There were missed opportunities for the Bucs. When the Bucs went with an empty backfield in the red zone, Brady was sacked by Payne, forcing the Bucs to settle for a field goal. Godwin also had an uncharacteristic four drops. A shaky third quarter gave Washington nine unanswered points, and Heinicke added to that with an 11-yard touchdown to Steven Sims Jr. in the fourth, following a 3-yard touchdown run by Fournette. But Bucs linebacker Lavonte David notched a sack on third-and-10 for an 11-yard loss with 2:22 to go.
"We hit some big plays, made some chunks," Brady said. "I think just not scoring enough in the red [zone] was probably the thing that bothers us, missed a two-point play, had other opportunities to score but just didn't quite take advantage of it. We moved the ball OK. I think we had decent yardage. But at the end of the day, it comes down to points, and we've gotta do a better job scoring more points -- and we'll work on that next week."

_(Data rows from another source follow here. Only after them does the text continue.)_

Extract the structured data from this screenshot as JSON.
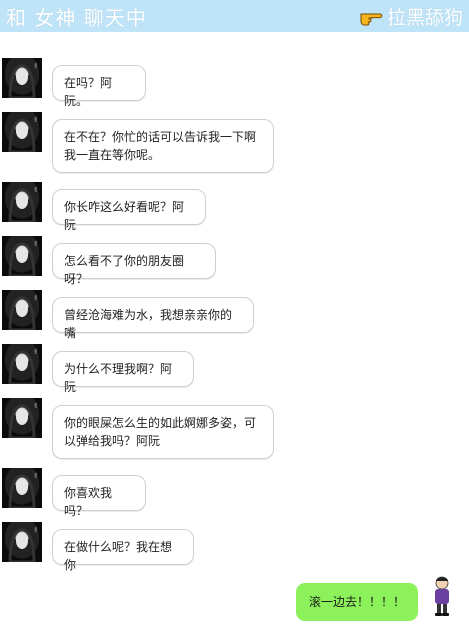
{
  "header": {
    "title": "和 女神 聊天中",
    "block_label": "拉黑舔狗"
  },
  "messages": [
    {
      "text": "在吗？阿阮。"
    },
    {
      "text": "在不在？你忙的话可以告诉我一下啊我一直在等你呢。"
    },
    {
      "text": "你长咋这么好看呢？阿阮"
    },
    {
      "text": "怎么看不了你的朋友圈呀？"
    },
    {
      "text": "曾经沧海难为水，我想亲亲你的嘴"
    },
    {
      "text": "为什么不理我啊？阿阮"
    },
    {
      "text": "你的眼屎怎么生的如此婀娜多姿，可以弹给我吗？阿阮"
    },
    {
      "text": "你喜欢我吗？"
    },
    {
      "text": "在做什么呢？我在想你"
    }
  ],
  "self_message": {
    "text": "滚一边去！！！！"
  },
  "colors": {
    "header_bg": "#bfe3f7",
    "self_bubble": "#8cf15b"
  },
  "icons": {
    "block": "pointing-hand-icon",
    "avatar": "goddess-avatar",
    "self_avatar": "cartoon-man-avatar"
  }
}
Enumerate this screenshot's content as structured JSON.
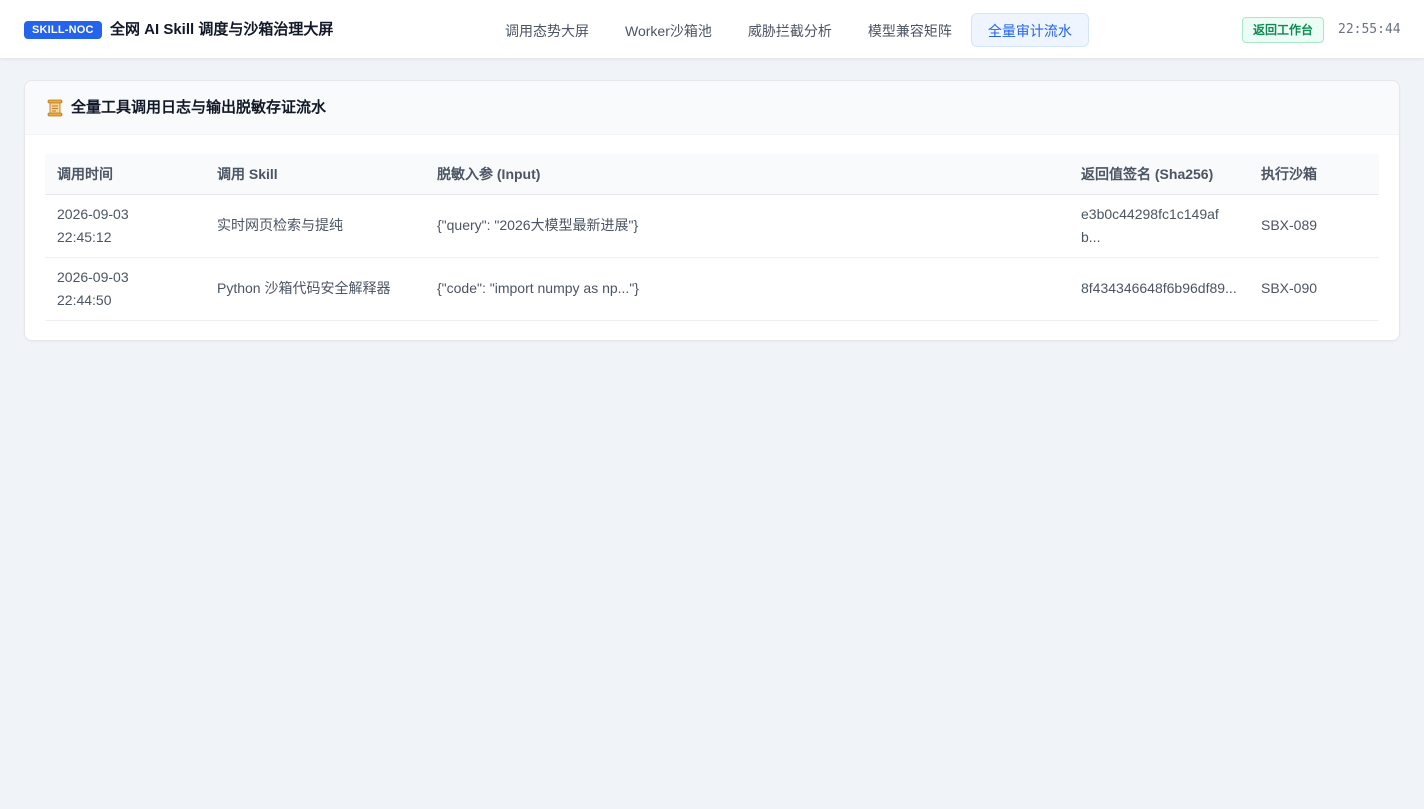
{
  "header": {
    "badge": "SKILL-NOC",
    "title": "全网 AI Skill 调度与沙箱治理大屏",
    "tabs": [
      {
        "label": "调用态势大屏",
        "active": false
      },
      {
        "label": "Worker沙箱池",
        "active": false
      },
      {
        "label": "威胁拦截分析",
        "active": false
      },
      {
        "label": "模型兼容矩阵",
        "active": false
      },
      {
        "label": "全量审计流水",
        "active": true
      }
    ],
    "workbench_button": "返回工作台",
    "clock": "22:55:44"
  },
  "audit_card": {
    "icon": "scroll-icon",
    "title": "全量工具调用日志与输出脱敏存证流水",
    "columns": [
      "调用时间",
      "调用 Skill",
      "脱敏入参 (Input)",
      "返回值签名 (Sha256)",
      "执行沙箱"
    ],
    "rows": [
      {
        "time_date": "2026-09-03",
        "time_clock": "22:45:12",
        "skill": "实时网页检索与提纯",
        "input": "{\"query\": \"2026大模型最新进展\"}",
        "hash": "e3b0c44298fc1c149afb...",
        "sandbox": "SBX-089"
      },
      {
        "time_date": "2026-09-03",
        "time_clock": "22:44:50",
        "skill": "Python 沙箱代码安全解释器",
        "input": "{\"code\": \"import numpy as np...\"}",
        "hash": "8f434346648f6b96df89...",
        "sandbox": "SBX-090"
      }
    ]
  },
  "colors": {
    "accent": "#2563eb",
    "success": "#0f8a55",
    "background": "#f0f3f8"
  }
}
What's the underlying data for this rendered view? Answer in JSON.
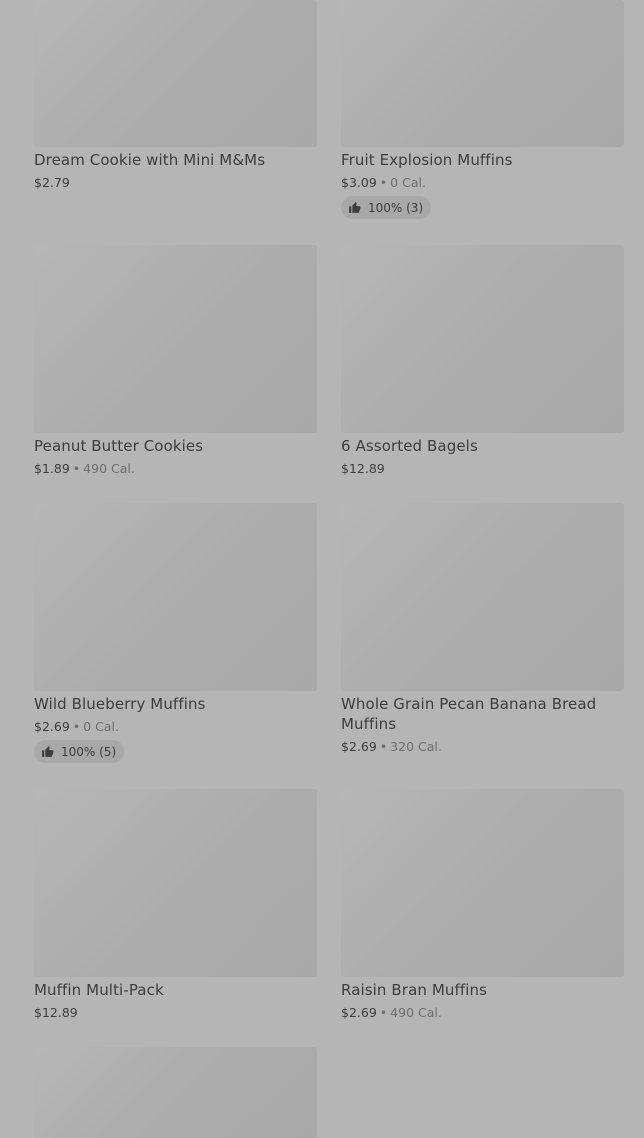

The Bucs' next opponent won't be decided until Sunday, but it will be a rematch with a team they've already faced this season.
With the Los Angeles Rams defeating the Seattle Seahawks 30-20 on Saturday, the Bucs would host the Rams next week if the Chicago Bears can beat the New Orleans Saints. The Bucs lost to the Rams 27-24 in Week 11. If the Bears lose at New Orleans, the Bucs would face the Saints on the road. The Bucs were swept by the Saints this season, and Tampa Bay is 0-4 against the Saints since Arians became head coach in 2019.
When asked if he'll be rooting for the Bears to avoid going to play New Orleans, the No. 2 seed, Arians said, "It doesn't matter. We're playing. That's all that matters. Where we go -- I mean, we're a better football team than the last time we played the Saints, if we go there. So it doesn't matter to me."
But when presented with the possibility of a home game, Arians changed his mind.
"Now that part I'll root for," Arians said. "I will root for that, brother."